Key Track: “Feel it Still,” 2017

What’s New? Stardom. These indie rock stalwarts were rock club favorites for more than a decade before “Feel It Still” became a global smash, won the band the Grammy for Best Pop Performance and introduced them to millions of new fans.

What to Expect: A guitar-based rock show and singing along to “Feel It Still” with thousands of people.


Friday, Aug. 30, 8 p.m.

Key Track: “Say It Ain’t So,” 1995

What’s New? Covers.
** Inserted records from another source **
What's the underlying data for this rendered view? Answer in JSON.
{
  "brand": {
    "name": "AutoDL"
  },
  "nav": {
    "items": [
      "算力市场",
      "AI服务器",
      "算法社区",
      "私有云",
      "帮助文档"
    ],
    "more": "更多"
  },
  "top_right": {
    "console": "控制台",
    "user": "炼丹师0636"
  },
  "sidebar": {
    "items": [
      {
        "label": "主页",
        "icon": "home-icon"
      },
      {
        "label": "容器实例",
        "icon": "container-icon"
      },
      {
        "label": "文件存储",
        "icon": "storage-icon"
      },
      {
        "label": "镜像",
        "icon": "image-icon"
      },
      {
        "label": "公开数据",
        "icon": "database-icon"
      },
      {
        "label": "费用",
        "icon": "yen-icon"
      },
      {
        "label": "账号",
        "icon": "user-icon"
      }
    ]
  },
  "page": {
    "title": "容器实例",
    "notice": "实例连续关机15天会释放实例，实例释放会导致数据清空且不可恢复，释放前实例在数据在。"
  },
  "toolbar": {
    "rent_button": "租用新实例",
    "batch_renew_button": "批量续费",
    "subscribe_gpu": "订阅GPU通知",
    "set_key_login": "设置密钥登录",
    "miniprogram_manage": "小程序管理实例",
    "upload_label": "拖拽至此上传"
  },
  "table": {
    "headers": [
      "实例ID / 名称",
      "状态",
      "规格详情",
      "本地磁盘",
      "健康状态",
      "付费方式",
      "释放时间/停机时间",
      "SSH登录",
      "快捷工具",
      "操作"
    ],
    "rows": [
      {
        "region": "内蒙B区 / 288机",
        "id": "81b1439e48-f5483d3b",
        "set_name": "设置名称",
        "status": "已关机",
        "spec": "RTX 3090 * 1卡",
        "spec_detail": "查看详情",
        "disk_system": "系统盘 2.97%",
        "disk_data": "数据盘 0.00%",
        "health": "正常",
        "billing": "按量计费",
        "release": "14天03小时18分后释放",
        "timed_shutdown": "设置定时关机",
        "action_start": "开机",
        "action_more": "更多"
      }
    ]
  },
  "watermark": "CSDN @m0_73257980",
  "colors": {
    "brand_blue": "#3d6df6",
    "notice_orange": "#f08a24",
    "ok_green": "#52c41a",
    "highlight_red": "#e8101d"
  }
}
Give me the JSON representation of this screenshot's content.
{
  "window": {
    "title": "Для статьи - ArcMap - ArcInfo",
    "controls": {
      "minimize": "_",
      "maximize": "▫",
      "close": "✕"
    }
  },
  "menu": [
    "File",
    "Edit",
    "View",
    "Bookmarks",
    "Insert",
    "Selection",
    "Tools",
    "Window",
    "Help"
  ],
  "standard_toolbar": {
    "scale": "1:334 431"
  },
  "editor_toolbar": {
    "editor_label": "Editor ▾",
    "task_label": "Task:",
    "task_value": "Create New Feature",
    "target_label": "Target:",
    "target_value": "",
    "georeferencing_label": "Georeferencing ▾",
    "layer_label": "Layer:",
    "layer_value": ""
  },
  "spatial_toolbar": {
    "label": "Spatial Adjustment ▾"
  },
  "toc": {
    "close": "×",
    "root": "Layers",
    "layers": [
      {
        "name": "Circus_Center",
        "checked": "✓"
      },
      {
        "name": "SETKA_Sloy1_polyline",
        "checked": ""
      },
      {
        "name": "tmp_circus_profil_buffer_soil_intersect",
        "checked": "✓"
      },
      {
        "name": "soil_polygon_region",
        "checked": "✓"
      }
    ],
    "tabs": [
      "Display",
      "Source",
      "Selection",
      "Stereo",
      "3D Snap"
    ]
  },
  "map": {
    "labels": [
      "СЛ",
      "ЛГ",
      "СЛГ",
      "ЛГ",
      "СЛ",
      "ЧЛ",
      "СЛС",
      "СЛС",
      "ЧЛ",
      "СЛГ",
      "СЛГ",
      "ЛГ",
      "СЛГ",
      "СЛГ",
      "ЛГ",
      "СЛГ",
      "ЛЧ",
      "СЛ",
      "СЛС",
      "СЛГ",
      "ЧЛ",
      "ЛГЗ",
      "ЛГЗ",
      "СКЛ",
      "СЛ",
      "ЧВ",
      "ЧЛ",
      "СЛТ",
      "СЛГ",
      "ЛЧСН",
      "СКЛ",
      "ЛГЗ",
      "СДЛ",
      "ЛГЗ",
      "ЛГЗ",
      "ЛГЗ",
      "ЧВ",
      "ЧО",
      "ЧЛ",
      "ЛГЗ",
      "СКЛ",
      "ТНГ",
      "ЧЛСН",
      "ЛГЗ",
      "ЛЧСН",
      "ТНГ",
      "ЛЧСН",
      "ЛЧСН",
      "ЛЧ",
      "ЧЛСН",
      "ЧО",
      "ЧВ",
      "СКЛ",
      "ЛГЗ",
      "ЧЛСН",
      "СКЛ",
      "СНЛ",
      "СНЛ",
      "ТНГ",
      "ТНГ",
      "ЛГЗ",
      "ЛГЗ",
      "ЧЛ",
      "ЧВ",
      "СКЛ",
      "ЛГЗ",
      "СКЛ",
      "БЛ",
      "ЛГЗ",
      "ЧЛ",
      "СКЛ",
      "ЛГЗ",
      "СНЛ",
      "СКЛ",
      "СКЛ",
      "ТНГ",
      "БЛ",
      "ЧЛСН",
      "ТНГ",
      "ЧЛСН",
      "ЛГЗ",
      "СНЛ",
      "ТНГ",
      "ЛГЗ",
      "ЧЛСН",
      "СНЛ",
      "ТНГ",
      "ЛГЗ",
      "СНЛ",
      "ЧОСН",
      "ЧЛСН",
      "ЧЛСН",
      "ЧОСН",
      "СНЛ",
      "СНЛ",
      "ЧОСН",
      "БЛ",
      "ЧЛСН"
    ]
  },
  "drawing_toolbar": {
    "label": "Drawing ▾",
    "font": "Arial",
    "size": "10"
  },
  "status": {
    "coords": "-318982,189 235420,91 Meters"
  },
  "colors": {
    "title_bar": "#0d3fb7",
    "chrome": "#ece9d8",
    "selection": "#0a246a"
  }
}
After its creative direction was fiercely debated by fans since its era-defining mid-1990s “Blue Album” and “Pinkerton,” Weezer fully embraced pop fan service with 2019 covers album that includes a meme-driven take on “Africa” by Toto, “Take on Me” by a-Ha and “No Scrubs” by TLC, among others.

What to Expect: Good-time covers, way more hit songs than you remember Weezer had and hot takes in the audience from hipster dudes age 35 to 45.


Saturday, Aug. 31, 3 p.m.

Key Track: “Put the Gun Down,” 2012

What’s New? Ward is touring on her 2017 album “The Storm” but always infuses her shows with takes on blues classics from the likes of Son House.

What to Expect: Hip-hop infused blues rock and what might be the sleeper show of the festival.


Saturday, Aug. 31, 5 p.m.

Key Track: “Hurricane,” 2016

What’s New? Combs in early August released “Let’s Just Be Friends” on the soundtrack from “The Angry Birds Movie 2”

What to Expect: Country that rocks in the Chris Stapleton tradition from one of the genre’s newest breakout stars.


Saturday, Aug. 31, 7:30 p.m.

Key Track: “Slow Dancing in a Burning Room,” 2006

What’s New? Performing with Dead & Company. Mayer, the one-time heartthrob pop star, has won over the jam band world and the living members of the Grateful Dead with four years of tours.

What to Expect: Shredding. Yes, Mayer has massive hits new and old, but bottom line is he may be the best guitarist of his generation and his live shows are a showcase for that virtuosity.


Sunday, Sept. 1, 3 p.m.

Key Track: “Bubba Slide,” 2014

What’s New? “Afterlife Vol. 2,” an EP released in July.

What to Expect: A funk and disco dance party, color-coordinated costumes and a jolt of energy to start the festival’s final day.


Sunday, Sept. 1, 5 p.m.

Key Track: “Best Part,” 2017

What’s New? The single “21,” released in July.

What to Expect: A performance that, years from now, you’ll brag about having seen. H.E.R. won two Grammys earlier this year, at age 21, and is becoming the next major American R&B artist.


Sunday, Sept. 1, 7:30 p.m.

Key Track: “Every Breath You Take,” 1988

What’s New? The album “New Songs,” released in May, featuring fresh and modernized recordings of his biggest solo and Police hits.

What to Expect: A hit parade from the ageless Englishman in a tight festival set of Police and solo tracks perfected this summer on Sting’s ongoing world tour.